2005 is the year when Allen and Jane Hogan brought their 20-year-old hobby to the next level and established Hogan’s Cider in Alcester, Warwickshire, UK. They sold their first cider at Stratford Farmers market and quickly gained happy returning customers. Profits allowed Allen and Jane to expand and focus entirely on cider making and experimenting with various ingredients such as elderflower or dark muscovado sugar.

Hogan’s have a very impressive line-up featuring Dry, Medium, Vintage Perry, French Revelation, Killer Sharp, Hip Hop, Libertine and High Sobriety available in bottles. And, Original Draught, Harvest Press, Hazy Rays, Lonely Partridge Perry, Panking Pole, Wild Elder and Mulled on tap. I’m giving their Medium a go. Company: Hogan’s Cider
Place of Origin: Alcester, Warwickshire, UK
Ingredients: English cider apple juice, water, sugar, carbon dioxide, malic acid, preservative: potassium metabisulphite (sulphites)
Sweetness as per label: medium
ABV: 5.4%
Package type: 500ml amber glass with crown cap
Recommended type of glass: pint glass or white wine glass

Appearance: pours a clear golden with a quickly dissipating white head. Slightly sparkling. Body is low.

Aroma/Nose: smells slightly vinous and fruity with notes of yellow and red apples, red fresh apples, red fruits, berries, grapefruit with hints of funk and a distant acetic acidity.

Taste: my first taste is slightly sweet of caramel, with a low acidity of both lemon and distant vinegar. Notes of yellow and red apples, light funk, lightly syrupy, some smokiness with a light astringent taste and a touch of light apple seed bitterness, which with time transforms to a grapefruit bitterness. The finish is dry and has a lingering note of caramel and a pleasant lingering bitter note of grapefruit peel.

Overall: after reading the label I was quite sceptical at first, but honestly, the Medium tastes natural. The aroma resembles dessert apples with an acetic note typical for Spanish sidra. Taste-wise you will find many flavours, but classical English cider notes clearly take over the palate. Therefore, I would describe Hogan’s Medium as a fusion of English cider with Spanish sidra and eating apples (although Hogan’s claim it is made entirely from cider apples). Despite many interesting notes on the palate, I thought Hogan’s was quite average. I didn’t think it was special as some sort of balance was missing. Anyway, I think that Hogan’s Medium can be likeable especially by those having a sweet tooth. 3.5/6 

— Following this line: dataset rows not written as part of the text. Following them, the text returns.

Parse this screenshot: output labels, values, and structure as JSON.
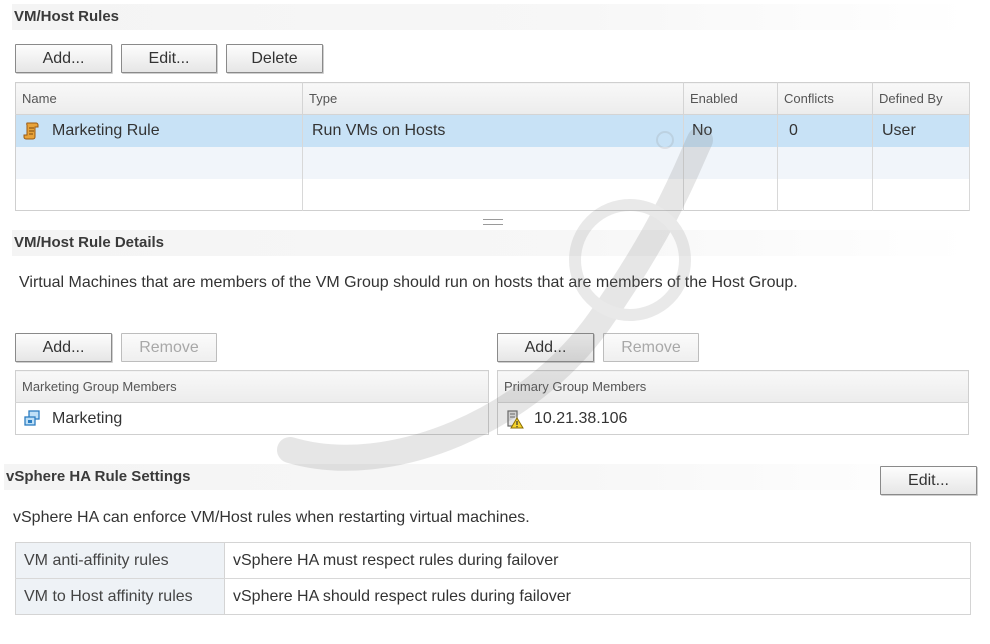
{
  "rules": {
    "title": "VM/Host Rules",
    "add_label": "Add...",
    "edit_label": "Edit...",
    "delete_label": "Delete",
    "columns": [
      "Name",
      "Type",
      "Enabled",
      "Conflicts",
      "Defined By"
    ],
    "rows": [
      {
        "name": "Marketing Rule",
        "type": "Run VMs on Hosts",
        "enabled": "No",
        "conflicts": "0",
        "defined_by": "User"
      }
    ]
  },
  "details": {
    "title": "VM/Host Rule Details",
    "description": "Virtual Machines that are members of the VM Group should run on hosts that are members of the Host Group.",
    "vm_group": {
      "add_label": "Add...",
      "remove_label": "Remove",
      "header": "Marketing Group Members",
      "members": [
        "Marketing"
      ]
    },
    "host_group": {
      "add_label": "Add...",
      "remove_label": "Remove",
      "header": "Primary Group Members",
      "members": [
        "10.21.38.106"
      ]
    }
  },
  "ha": {
    "title": "vSphere HA Rule Settings",
    "edit_label": "Edit...",
    "description": "vSphere HA can enforce VM/Host rules when restarting virtual machines.",
    "rows": [
      {
        "key": "VM anti-affinity rules",
        "value": "vSphere HA must respect rules during failover"
      },
      {
        "key": "VM to Host affinity rules",
        "value": "vSphere HA should respect rules during failover"
      }
    ]
  },
  "icons": {
    "rule": "scroll-icon",
    "vm_group": "vm-group-icon",
    "host": "host-warning-icon"
  },
  "colors": {
    "selected_row": "#c8e2f6",
    "header_bg": "#f4f4f4"
  }
}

Availability: from their online shop. In Germany exclusively from Cider Kultur. In the UK from Crumpton Hill Farm Shop.

Price: Hogan’s Dry was a sample provided by Cider Kultur, a recently opened webshop run by two cider aficionados offering a selection of great cider.